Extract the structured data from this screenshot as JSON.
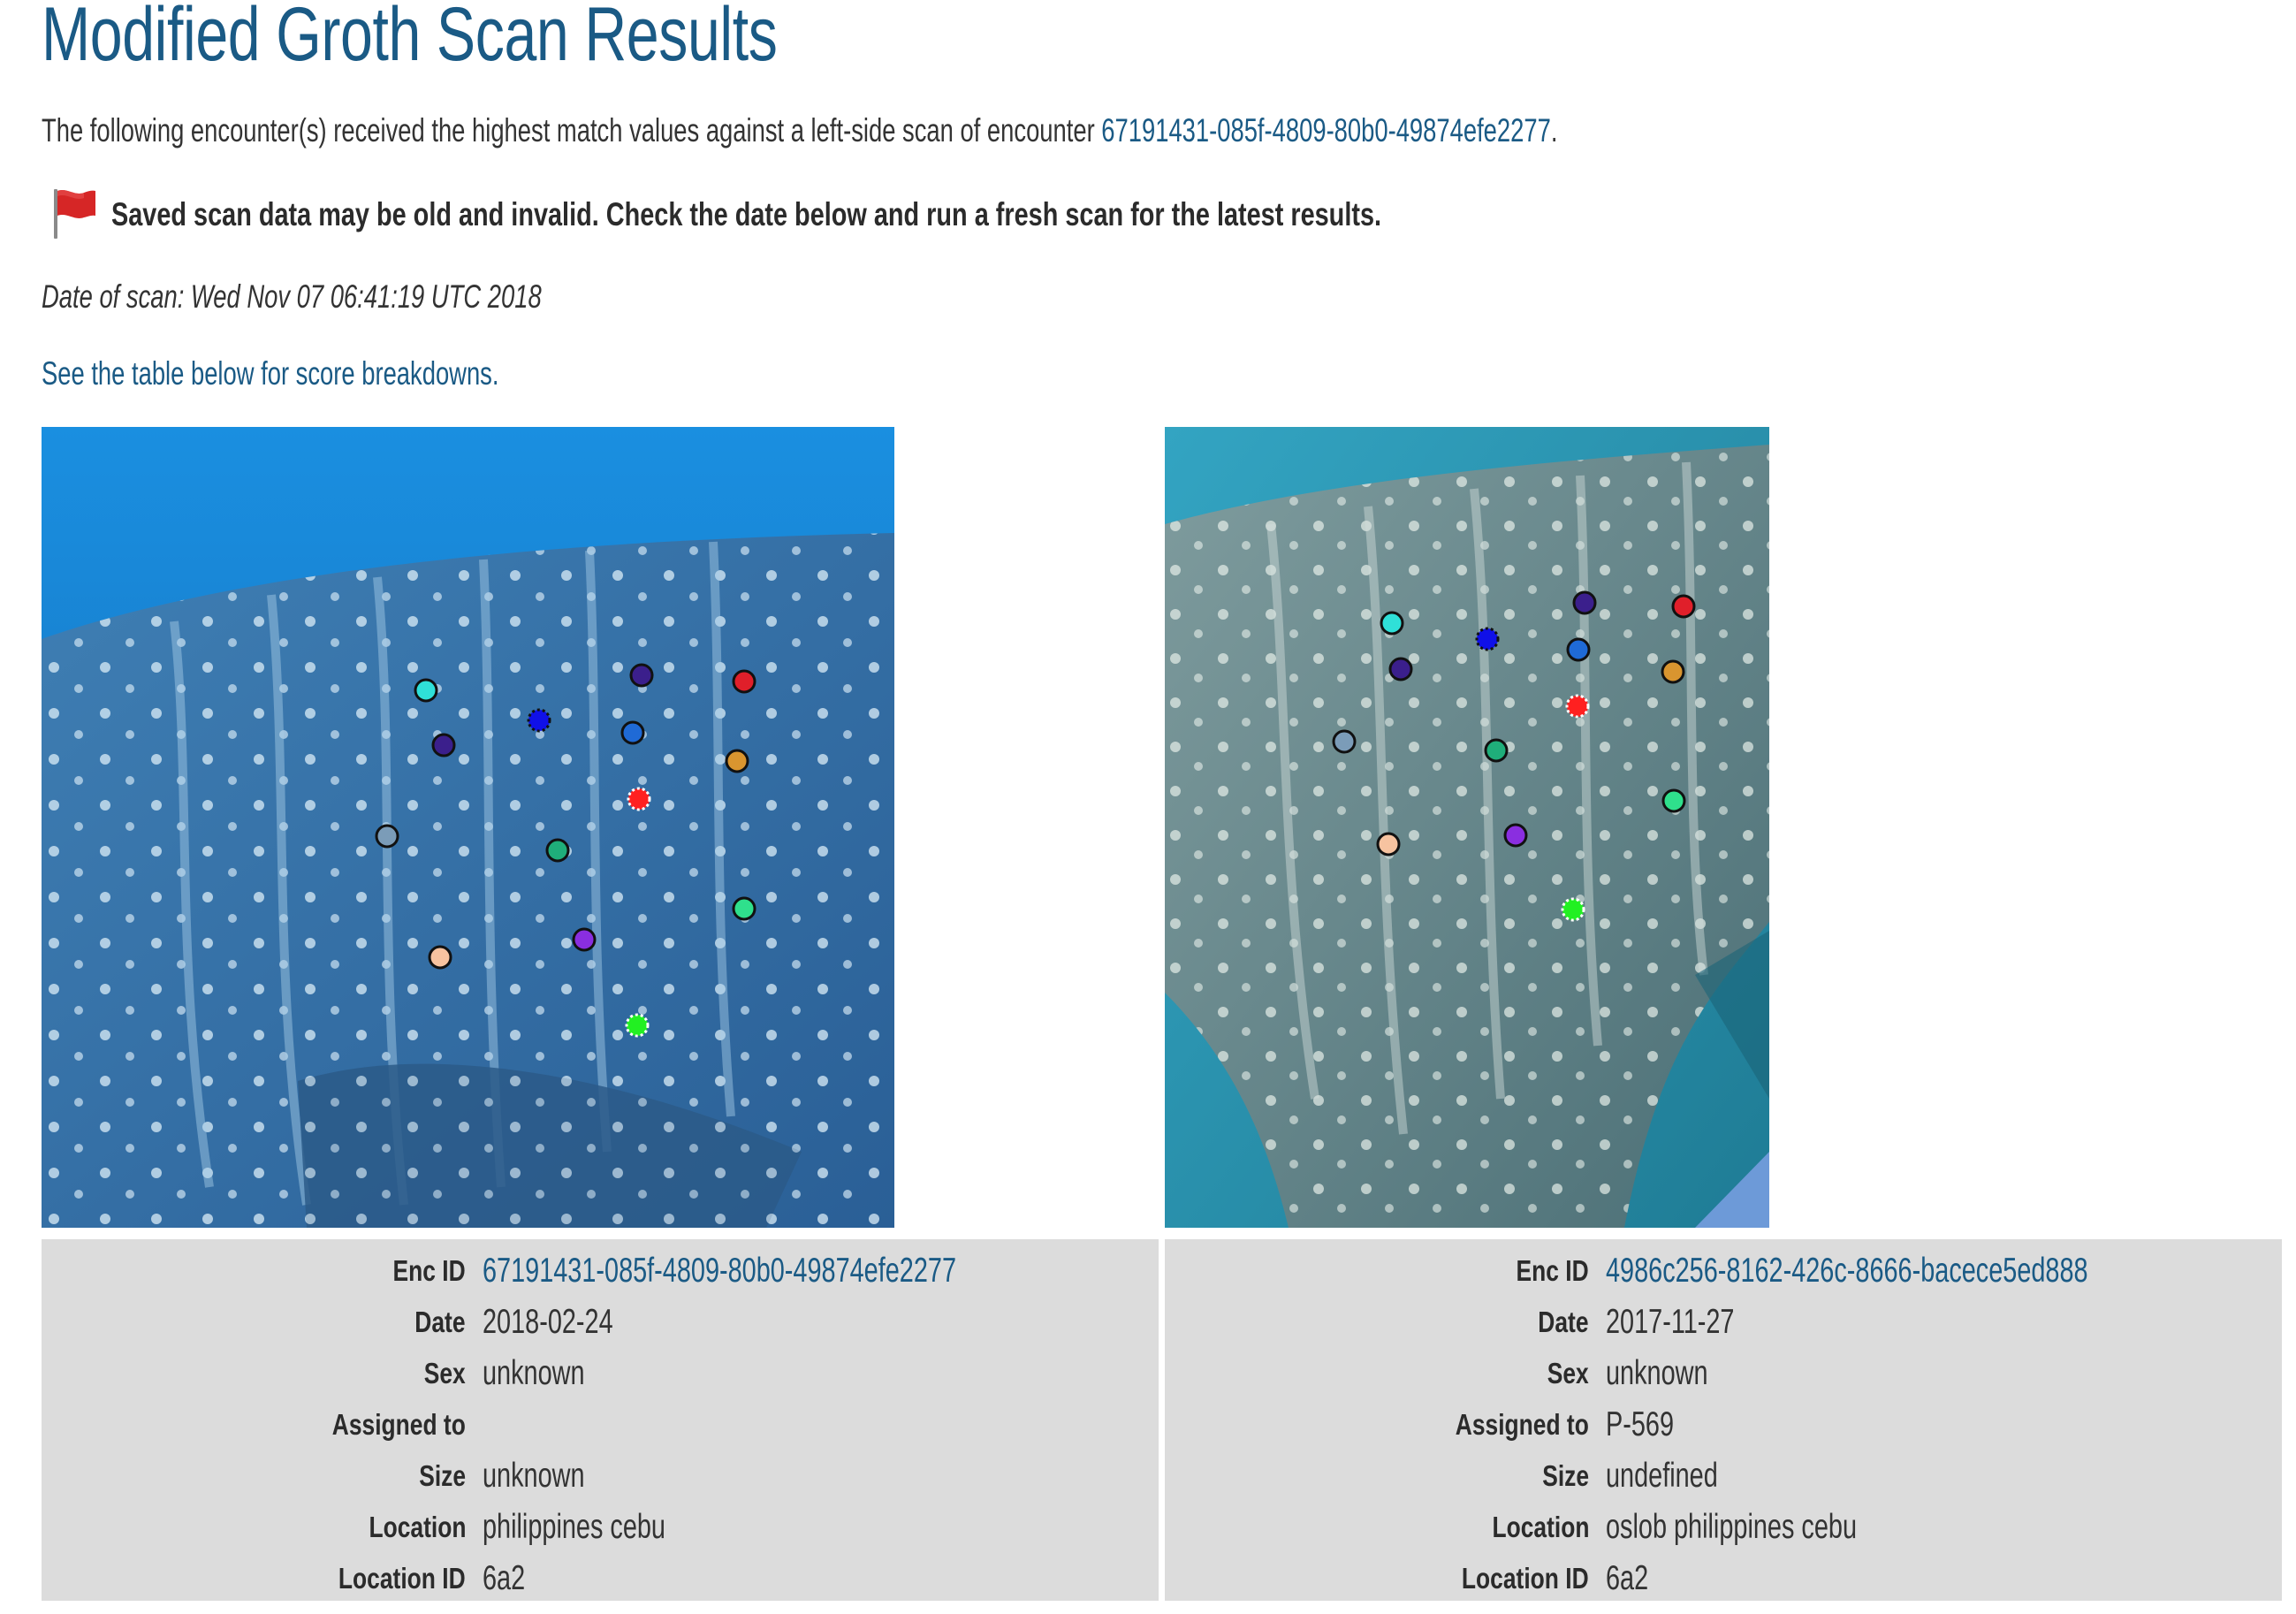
{
  "page": {
    "title": "Modified Groth Scan Results",
    "intro_prefix": "The following encounter(s) received the highest match values against a left-side scan of encounter ",
    "intro_encounter": "67191431-085f-4809-80b0-49874efe2277",
    "intro_suffix": ".",
    "warning": "Saved scan data may be old and invalid. Check the date below and run a fresh scan for the latest results.",
    "scan_date": "Date of scan: Wed Nov 07 06:41:19 UTC 2018",
    "table_link": "See the table below for score breakdowns."
  },
  "labels": {
    "enc_id": "Enc ID",
    "date": "Date",
    "sex": "Sex",
    "assigned_to": "Assigned to",
    "size": "Size",
    "location": "Location",
    "location_id": "Location ID"
  },
  "left_encounter": {
    "enc_id": "67191431-085f-4809-80b0-49874efe2277",
    "date": "2018-02-24",
    "sex": "unknown",
    "assigned_to": "",
    "size": "unknown",
    "location": "philippines cebu",
    "location_id": "6a2"
  },
  "right_encounter": {
    "enc_id": "4986c256-8162-426c-8666-bacece5ed888",
    "date": "2017-11-27",
    "sex": "unknown",
    "assigned_to": "P-569",
    "size": "undefined",
    "location": "oslob philippines cebu",
    "location_id": "6a2"
  },
  "colors": {
    "link": "#1a5a85",
    "panel": "#dcdcdc",
    "flag": "#d62626",
    "water_left": "#1f74c0",
    "water_right": "#2a8fa8"
  },
  "icons": {
    "warning": "red-flag-icon"
  }
}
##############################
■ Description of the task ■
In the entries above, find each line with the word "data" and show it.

■ Solution to this task ■
Extract the structured data from this screenshot as JSON.
    "warning": "Saved scan data may be old and invalid. Check the date below and run a fresh scan for the latest results.",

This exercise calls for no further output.